Disruptive Narratives. A New Research Paradigm


  • Jan Alber
  • Thomas Niehr
  • Hans-Jörg Sigwart

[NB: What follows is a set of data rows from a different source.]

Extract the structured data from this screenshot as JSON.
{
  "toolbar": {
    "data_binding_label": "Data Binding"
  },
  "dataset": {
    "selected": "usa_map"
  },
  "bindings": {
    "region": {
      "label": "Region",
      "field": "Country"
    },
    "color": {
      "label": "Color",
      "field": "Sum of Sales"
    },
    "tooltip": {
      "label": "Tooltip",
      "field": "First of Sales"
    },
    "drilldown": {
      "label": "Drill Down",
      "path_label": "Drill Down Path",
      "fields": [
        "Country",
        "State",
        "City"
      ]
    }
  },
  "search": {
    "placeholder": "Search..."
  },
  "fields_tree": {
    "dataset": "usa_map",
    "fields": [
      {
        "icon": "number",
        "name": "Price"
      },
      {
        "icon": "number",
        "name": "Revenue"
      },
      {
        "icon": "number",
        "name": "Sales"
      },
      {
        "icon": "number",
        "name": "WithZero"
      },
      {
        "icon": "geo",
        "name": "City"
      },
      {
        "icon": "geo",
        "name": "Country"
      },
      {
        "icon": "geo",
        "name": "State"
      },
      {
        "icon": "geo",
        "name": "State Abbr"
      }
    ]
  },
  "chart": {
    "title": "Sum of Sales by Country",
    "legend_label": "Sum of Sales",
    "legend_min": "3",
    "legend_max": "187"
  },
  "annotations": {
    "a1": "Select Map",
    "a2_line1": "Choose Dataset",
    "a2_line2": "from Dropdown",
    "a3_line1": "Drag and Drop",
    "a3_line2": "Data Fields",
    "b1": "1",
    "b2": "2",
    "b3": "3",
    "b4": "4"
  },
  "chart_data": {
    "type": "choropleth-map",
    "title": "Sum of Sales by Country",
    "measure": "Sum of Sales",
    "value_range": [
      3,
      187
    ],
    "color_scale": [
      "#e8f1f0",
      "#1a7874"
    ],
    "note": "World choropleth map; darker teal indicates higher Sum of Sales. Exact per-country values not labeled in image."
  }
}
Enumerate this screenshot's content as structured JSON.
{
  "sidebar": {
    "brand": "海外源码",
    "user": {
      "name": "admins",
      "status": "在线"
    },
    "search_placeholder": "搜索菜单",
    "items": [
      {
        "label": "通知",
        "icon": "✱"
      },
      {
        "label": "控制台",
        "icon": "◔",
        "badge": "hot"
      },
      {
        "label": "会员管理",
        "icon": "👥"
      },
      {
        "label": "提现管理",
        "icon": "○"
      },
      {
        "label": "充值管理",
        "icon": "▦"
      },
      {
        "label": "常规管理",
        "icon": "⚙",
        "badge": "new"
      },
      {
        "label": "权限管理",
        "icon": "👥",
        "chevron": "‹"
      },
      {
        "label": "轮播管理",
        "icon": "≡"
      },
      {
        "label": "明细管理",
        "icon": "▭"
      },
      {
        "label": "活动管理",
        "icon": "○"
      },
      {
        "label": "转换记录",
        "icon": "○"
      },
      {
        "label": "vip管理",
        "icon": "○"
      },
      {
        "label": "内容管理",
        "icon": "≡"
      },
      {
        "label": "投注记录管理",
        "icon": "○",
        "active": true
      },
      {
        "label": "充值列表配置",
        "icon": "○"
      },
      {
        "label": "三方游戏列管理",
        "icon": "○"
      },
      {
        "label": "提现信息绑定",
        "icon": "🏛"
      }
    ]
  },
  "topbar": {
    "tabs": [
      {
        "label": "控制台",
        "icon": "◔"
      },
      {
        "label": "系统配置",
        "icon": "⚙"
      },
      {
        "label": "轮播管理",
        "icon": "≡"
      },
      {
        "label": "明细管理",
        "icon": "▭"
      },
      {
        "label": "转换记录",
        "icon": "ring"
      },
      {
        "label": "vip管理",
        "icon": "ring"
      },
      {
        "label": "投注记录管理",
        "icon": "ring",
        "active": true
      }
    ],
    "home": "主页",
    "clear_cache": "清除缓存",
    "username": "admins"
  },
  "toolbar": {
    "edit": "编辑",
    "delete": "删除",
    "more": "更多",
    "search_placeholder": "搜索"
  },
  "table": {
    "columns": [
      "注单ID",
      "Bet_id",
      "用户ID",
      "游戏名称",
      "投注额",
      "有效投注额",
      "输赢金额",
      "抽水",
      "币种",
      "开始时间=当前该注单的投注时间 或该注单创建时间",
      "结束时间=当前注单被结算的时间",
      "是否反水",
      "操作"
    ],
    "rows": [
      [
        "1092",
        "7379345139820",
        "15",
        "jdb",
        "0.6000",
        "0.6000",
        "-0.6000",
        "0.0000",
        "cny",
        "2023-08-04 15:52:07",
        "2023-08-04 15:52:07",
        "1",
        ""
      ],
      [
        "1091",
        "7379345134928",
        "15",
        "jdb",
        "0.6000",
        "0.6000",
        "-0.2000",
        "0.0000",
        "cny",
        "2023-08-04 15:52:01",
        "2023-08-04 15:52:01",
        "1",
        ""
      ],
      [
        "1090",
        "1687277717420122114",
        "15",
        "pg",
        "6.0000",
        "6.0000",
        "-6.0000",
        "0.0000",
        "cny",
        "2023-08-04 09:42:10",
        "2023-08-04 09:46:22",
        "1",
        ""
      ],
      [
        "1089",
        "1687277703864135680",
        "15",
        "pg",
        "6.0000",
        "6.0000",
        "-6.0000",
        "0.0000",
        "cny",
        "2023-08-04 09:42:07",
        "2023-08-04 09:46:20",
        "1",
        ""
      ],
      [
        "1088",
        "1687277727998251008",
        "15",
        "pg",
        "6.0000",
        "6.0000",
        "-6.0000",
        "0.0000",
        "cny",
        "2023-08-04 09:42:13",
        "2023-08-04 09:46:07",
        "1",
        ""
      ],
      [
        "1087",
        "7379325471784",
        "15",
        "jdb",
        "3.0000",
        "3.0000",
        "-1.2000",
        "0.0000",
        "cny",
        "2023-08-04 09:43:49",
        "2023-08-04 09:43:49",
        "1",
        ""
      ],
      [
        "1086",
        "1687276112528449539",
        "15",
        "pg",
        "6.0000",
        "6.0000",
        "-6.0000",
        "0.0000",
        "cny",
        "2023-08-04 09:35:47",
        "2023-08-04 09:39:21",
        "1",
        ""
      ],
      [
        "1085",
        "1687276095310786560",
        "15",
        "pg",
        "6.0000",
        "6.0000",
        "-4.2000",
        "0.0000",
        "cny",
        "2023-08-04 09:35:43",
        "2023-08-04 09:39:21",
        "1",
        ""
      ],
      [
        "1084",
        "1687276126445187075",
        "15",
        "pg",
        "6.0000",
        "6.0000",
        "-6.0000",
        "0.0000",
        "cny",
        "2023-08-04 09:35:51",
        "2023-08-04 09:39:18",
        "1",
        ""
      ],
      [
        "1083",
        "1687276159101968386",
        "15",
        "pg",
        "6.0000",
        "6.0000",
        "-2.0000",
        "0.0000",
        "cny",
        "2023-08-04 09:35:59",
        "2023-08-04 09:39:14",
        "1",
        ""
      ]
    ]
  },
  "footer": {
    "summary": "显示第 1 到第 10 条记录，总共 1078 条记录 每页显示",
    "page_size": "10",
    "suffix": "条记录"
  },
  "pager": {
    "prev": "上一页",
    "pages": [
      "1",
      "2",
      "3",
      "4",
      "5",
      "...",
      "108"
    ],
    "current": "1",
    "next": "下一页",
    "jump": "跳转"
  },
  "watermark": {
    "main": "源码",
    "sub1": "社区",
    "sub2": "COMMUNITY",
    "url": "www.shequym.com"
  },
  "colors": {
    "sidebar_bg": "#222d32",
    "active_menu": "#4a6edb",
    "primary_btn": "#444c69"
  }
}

In this article, we seek to delineate a new research program that involves the analysis of disruptive narratives. The term covers conspiracy narratives, stories spread in the context of disinformation campaigns, and populist discourse, but also radical challenges to our life styles. Some of these stories propose largely invented (or fictive) realities, while others are still clearly fact-based. What all disruptive narratives have in common is their potential to shock: they try to present radically alternative events and thus urge their recipients to challenge established authorities. For us ‘disruption’ is a descriptive and thus ethically neutral term that merely signals an interest in disturbing a given political order.  Such stories deserve greater attention because they play an ever more important role in the public spheres in Western countries such as Britain, Germany, or the US. We will thus address questions such as: How are these narratives structured? What about the interplay between the content and the form? What are these stories trying to achieve? What about their ideological ramifications or political consequences? Who spreads them? Who feels attracted by them?